It's called the Leidenfrost effect, and you've seen it before: dribble a little water onto the surface of a hot, dry pan, and the water forms little drops that skate around until they fizzle out.
But have you seen it filmed close-up at 3,000 frames per second? Thanks to Nathan Myhrvold and his Modernist Cuisine team (whom we're going out to visit in Seattle this week!), now you can.
Instead of boiling away instantly, if the skillet's hot enough the water is insulated by a thin layer of its own vapor, and skitters pleasingly.
Stay tuned for our up-close look inside Modernist Cuisine, the self-published 2,438-page science- and tech-fueled megacookbook to be published this March, after which we will finally finally let out our breaths.
Methinks 'twas liquid nitrogen boiling at room temperature, not water in a frying pan.
@ nonthewiser Very astute observation!
i think it's the principle that their getting at.
Whats with the white material in the water drop?
What does it look like when it finally "fizzes out?"
Well said. Wasn't it well said? Had kind of poetry to it
Why is the steam only above and not coming from the contact area with the hot surface?
Was I the only one who wanted to see more than just the slow-motion up close? How about a different perspective? Although I guess if it is just liquid nitrogen (thank you nonethewiser you are very clever) then why bother. :)

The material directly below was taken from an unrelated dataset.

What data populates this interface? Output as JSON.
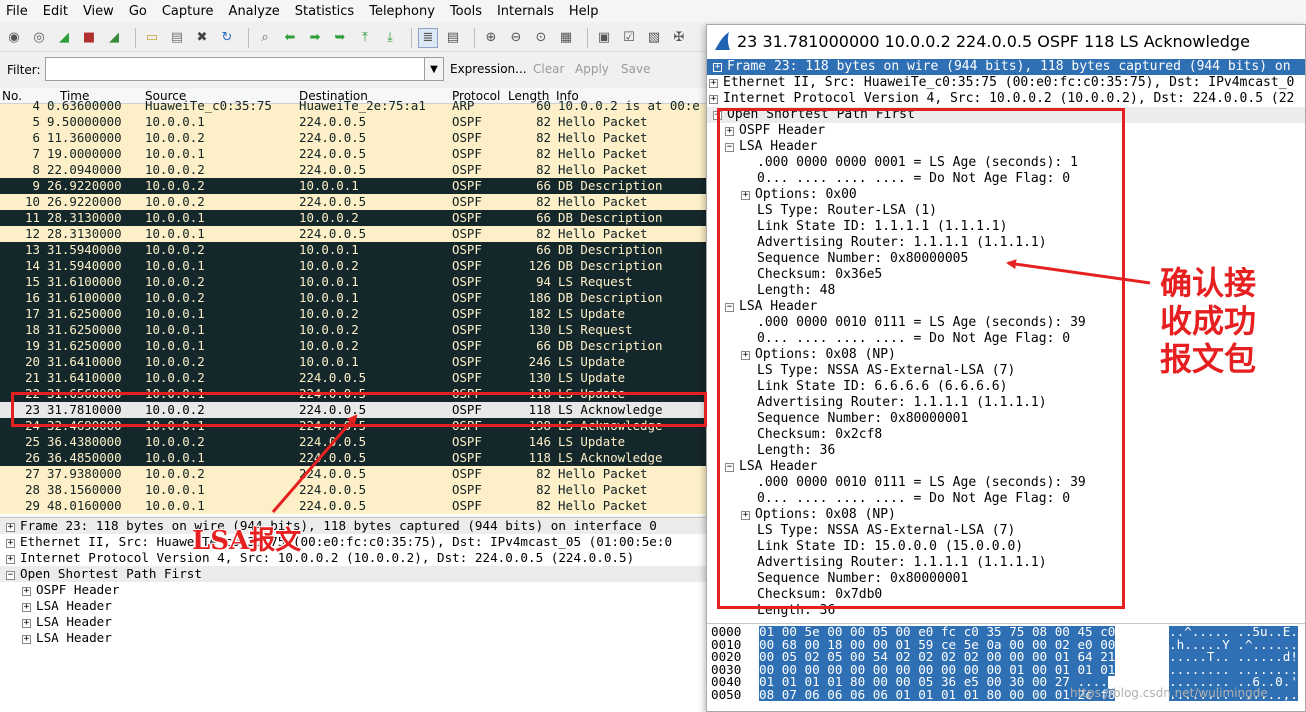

it looks like a snowglobe (and a pretty awesome one at that)